Data in this exercise Block Start

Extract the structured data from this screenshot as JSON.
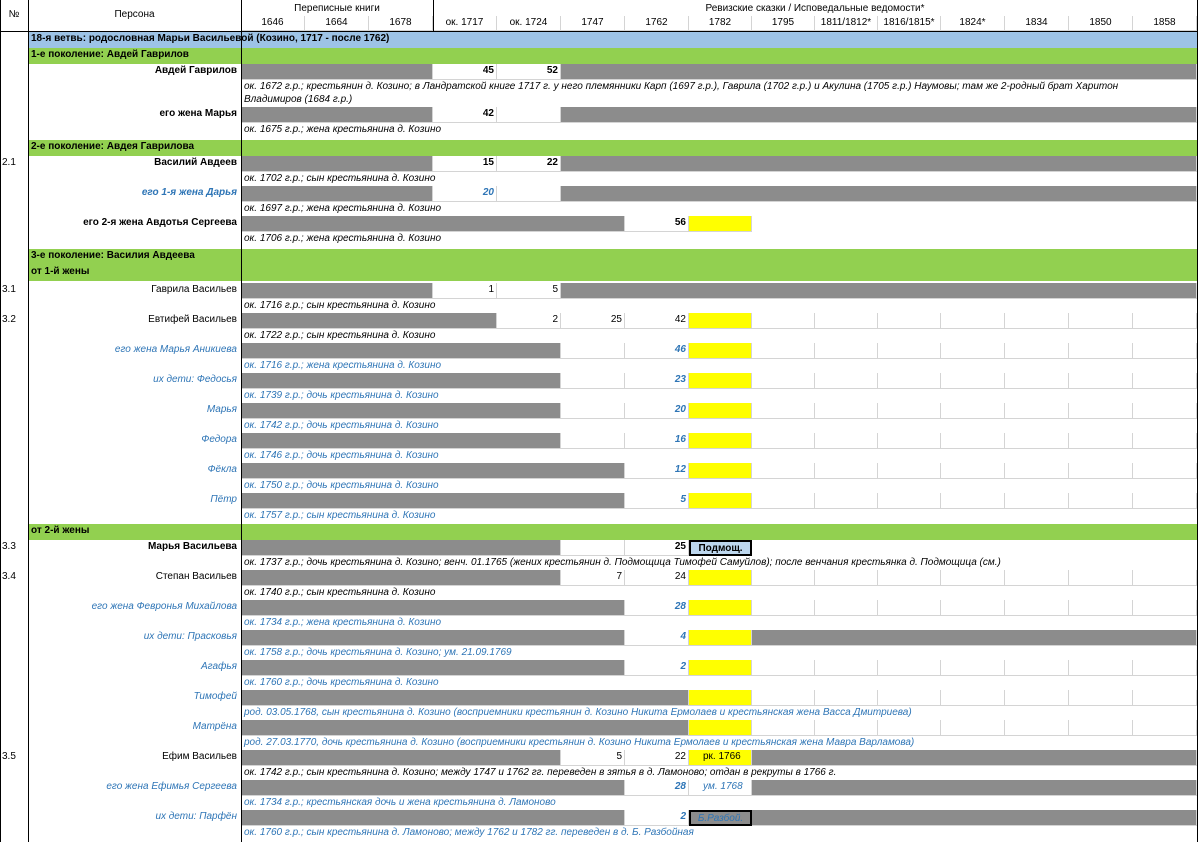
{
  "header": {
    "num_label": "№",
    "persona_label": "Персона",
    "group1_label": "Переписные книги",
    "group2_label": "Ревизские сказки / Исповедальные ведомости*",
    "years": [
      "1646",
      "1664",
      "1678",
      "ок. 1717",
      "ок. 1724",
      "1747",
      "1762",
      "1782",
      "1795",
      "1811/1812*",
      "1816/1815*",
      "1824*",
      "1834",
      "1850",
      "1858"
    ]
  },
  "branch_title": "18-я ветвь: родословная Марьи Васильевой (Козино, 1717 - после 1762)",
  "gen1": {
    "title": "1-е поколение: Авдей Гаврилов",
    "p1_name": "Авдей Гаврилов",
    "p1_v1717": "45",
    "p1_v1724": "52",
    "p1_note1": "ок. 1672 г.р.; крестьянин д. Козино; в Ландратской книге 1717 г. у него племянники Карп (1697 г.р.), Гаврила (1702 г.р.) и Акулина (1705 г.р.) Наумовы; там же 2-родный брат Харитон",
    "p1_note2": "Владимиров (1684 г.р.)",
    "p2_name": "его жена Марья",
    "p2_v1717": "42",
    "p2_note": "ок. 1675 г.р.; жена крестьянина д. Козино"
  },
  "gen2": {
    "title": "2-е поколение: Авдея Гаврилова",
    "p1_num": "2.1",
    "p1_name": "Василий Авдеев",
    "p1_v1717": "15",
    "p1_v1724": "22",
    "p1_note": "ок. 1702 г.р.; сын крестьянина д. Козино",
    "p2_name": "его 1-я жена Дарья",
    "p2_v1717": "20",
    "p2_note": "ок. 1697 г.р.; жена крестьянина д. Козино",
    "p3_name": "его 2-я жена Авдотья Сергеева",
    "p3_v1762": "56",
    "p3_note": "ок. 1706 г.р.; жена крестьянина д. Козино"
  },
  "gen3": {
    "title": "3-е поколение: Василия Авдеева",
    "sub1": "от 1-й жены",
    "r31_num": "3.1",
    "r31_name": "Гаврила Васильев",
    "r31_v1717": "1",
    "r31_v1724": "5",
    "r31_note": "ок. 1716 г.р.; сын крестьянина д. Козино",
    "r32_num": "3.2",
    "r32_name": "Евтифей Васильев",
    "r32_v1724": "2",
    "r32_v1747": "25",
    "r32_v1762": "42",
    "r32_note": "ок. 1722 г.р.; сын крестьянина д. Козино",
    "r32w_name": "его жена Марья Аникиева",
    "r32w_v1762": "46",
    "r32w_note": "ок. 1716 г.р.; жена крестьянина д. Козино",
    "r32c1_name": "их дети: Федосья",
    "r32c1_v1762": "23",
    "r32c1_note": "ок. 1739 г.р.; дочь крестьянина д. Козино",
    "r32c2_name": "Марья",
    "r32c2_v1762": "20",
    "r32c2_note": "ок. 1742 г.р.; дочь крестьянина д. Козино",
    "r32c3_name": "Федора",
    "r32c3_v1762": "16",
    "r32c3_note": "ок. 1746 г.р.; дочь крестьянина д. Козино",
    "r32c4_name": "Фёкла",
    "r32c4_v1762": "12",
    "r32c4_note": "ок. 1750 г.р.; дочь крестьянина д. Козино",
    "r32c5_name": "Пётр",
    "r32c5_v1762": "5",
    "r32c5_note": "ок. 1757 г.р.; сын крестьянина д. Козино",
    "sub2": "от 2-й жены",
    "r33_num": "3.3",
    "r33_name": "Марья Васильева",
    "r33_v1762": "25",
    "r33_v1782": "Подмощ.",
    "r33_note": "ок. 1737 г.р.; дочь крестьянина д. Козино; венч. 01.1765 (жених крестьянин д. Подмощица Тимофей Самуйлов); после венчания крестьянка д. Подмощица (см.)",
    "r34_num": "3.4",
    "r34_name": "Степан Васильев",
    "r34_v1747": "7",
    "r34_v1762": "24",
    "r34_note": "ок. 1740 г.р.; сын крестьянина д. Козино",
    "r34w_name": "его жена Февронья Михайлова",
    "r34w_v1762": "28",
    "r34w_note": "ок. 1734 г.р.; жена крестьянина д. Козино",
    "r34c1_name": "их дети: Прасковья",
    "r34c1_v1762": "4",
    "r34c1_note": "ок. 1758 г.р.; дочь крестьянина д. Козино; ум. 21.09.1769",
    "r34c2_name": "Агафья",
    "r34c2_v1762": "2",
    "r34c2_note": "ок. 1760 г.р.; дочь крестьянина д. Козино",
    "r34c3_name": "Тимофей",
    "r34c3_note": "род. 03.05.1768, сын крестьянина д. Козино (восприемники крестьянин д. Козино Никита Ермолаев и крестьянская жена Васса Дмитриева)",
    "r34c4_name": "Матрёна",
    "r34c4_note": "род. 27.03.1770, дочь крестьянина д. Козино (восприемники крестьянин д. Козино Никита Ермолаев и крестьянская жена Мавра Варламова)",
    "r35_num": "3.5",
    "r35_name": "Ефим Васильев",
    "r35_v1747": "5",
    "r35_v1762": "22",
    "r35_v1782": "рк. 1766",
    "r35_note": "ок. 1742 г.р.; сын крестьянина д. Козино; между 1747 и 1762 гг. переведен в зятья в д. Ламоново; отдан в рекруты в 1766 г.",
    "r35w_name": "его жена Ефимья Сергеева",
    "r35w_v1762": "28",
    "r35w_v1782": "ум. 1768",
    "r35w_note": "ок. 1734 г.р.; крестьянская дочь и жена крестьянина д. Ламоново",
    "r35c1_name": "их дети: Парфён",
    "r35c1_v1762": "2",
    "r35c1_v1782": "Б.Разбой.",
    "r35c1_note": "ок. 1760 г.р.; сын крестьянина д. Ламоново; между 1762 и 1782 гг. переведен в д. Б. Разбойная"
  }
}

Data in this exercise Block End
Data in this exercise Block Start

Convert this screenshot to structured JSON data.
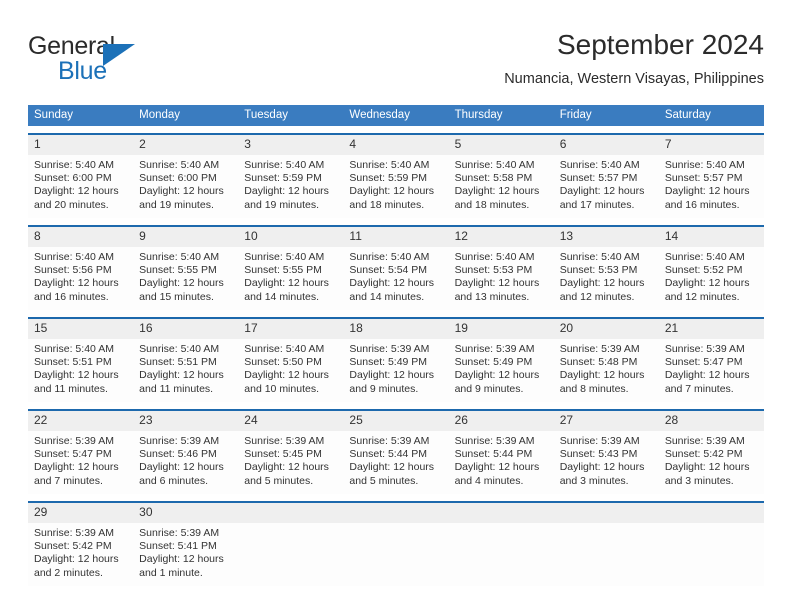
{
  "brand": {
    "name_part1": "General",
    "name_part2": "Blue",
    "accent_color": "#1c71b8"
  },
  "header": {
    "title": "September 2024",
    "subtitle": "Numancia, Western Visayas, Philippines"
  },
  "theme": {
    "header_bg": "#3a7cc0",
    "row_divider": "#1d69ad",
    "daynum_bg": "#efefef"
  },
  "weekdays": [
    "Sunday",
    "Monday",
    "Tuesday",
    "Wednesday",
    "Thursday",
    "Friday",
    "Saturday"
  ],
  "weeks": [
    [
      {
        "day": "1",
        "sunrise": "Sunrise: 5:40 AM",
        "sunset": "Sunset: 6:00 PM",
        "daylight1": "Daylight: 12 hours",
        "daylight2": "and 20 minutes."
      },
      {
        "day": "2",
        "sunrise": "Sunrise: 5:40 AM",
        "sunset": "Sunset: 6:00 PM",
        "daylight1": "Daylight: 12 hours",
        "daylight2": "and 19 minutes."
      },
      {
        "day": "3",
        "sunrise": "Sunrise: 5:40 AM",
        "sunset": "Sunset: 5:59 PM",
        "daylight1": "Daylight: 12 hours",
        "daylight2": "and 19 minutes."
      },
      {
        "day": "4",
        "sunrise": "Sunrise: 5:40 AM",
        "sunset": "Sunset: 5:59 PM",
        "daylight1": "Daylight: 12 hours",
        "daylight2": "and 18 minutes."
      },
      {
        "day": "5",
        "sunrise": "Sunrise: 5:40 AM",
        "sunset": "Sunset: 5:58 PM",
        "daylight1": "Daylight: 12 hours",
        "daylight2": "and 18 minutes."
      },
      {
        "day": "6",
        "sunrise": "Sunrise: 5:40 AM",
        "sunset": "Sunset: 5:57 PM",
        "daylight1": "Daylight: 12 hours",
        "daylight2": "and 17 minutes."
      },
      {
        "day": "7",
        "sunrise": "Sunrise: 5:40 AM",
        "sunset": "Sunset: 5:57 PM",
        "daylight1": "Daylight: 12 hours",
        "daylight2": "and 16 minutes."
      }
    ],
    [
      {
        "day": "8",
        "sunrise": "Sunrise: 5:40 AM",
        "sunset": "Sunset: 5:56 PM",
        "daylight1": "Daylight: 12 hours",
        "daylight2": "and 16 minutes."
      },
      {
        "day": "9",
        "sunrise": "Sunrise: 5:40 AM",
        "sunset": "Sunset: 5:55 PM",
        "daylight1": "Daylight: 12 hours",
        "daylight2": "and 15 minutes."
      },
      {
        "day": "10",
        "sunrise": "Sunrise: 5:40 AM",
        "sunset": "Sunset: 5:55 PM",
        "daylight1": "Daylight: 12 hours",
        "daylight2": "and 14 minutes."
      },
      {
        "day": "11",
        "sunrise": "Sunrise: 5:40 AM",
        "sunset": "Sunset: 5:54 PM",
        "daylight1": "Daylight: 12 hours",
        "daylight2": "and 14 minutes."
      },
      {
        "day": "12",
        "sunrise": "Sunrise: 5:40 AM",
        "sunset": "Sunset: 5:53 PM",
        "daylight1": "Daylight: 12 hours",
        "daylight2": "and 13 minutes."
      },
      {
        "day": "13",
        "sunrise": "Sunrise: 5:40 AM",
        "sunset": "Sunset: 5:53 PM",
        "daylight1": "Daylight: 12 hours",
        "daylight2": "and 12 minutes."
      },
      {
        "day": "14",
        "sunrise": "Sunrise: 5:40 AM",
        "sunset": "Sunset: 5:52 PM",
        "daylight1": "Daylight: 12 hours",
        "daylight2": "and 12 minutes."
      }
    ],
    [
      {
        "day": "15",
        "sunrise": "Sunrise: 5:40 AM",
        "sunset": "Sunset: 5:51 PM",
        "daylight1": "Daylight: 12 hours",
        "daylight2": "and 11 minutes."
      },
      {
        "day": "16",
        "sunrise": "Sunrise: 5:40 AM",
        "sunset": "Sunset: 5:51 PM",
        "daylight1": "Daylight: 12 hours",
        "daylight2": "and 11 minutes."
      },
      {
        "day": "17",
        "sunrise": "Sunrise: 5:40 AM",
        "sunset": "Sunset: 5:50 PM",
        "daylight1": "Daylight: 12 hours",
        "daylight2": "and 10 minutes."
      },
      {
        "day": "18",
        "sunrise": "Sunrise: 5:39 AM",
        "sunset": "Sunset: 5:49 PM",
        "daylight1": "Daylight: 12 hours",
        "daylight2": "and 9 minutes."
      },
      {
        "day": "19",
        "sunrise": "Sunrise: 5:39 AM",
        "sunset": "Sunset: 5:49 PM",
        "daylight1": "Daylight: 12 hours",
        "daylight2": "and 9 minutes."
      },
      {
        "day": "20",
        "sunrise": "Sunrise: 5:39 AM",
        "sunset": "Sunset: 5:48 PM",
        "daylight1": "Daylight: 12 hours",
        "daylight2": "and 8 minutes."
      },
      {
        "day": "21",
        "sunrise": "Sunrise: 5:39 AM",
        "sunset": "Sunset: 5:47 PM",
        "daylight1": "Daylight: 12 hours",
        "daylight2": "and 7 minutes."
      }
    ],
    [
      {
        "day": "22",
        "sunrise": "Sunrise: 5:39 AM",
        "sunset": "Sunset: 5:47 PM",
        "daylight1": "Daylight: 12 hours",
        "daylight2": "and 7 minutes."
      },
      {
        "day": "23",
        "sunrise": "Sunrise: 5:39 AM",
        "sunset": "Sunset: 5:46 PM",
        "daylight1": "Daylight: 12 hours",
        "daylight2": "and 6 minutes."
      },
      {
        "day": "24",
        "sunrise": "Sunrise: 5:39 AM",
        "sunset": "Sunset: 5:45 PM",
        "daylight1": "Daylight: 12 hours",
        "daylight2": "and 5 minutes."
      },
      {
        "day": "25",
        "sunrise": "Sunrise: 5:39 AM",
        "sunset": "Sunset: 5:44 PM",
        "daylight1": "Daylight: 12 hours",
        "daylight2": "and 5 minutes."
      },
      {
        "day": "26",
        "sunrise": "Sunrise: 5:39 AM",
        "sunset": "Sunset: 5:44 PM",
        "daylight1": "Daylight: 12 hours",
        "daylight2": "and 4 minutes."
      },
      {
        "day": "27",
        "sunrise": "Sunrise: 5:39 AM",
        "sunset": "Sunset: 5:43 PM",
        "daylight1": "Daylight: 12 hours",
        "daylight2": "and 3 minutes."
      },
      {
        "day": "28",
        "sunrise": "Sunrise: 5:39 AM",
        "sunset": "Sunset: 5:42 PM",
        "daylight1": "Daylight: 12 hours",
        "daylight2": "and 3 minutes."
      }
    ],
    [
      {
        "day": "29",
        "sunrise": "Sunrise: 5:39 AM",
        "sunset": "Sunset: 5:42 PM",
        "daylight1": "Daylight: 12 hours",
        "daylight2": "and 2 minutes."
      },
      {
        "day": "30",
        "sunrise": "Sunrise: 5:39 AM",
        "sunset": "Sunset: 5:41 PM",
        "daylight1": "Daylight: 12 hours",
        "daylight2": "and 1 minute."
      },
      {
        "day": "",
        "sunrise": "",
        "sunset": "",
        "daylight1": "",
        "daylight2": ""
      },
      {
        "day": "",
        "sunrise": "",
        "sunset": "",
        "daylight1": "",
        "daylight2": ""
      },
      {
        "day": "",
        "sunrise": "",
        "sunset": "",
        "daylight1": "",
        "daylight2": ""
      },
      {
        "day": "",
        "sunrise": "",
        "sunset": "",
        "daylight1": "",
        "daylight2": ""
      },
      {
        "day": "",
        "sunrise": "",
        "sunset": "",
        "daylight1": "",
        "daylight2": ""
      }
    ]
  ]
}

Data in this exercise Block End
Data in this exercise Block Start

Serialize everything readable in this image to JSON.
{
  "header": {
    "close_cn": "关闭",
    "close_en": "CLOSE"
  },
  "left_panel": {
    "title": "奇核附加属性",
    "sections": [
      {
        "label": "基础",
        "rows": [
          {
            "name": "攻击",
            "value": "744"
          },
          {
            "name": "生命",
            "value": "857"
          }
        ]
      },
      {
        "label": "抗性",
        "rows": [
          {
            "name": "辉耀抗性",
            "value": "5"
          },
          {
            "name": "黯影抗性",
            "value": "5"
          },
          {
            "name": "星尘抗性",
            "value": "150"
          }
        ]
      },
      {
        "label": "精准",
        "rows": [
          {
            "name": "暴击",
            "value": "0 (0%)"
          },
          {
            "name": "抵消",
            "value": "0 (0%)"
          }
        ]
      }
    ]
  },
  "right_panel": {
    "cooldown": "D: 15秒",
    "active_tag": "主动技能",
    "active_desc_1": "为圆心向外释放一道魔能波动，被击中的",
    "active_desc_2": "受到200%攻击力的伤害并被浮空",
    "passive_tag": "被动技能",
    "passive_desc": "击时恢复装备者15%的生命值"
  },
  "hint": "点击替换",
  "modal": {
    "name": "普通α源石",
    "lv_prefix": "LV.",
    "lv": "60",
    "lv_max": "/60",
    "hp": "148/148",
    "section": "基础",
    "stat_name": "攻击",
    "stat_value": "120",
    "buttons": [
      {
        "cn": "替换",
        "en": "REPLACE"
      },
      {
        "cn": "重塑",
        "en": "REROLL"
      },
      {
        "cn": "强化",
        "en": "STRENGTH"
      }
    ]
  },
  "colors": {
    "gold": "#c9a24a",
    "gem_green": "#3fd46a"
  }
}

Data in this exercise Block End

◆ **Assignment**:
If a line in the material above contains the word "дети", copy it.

◆ **Exercise output**:
    "r32c1_name": "их дети: Федосья",
    "r34c1_name": "их дети: Прасковья",
    "r35c1_name": "их дети: Парфён",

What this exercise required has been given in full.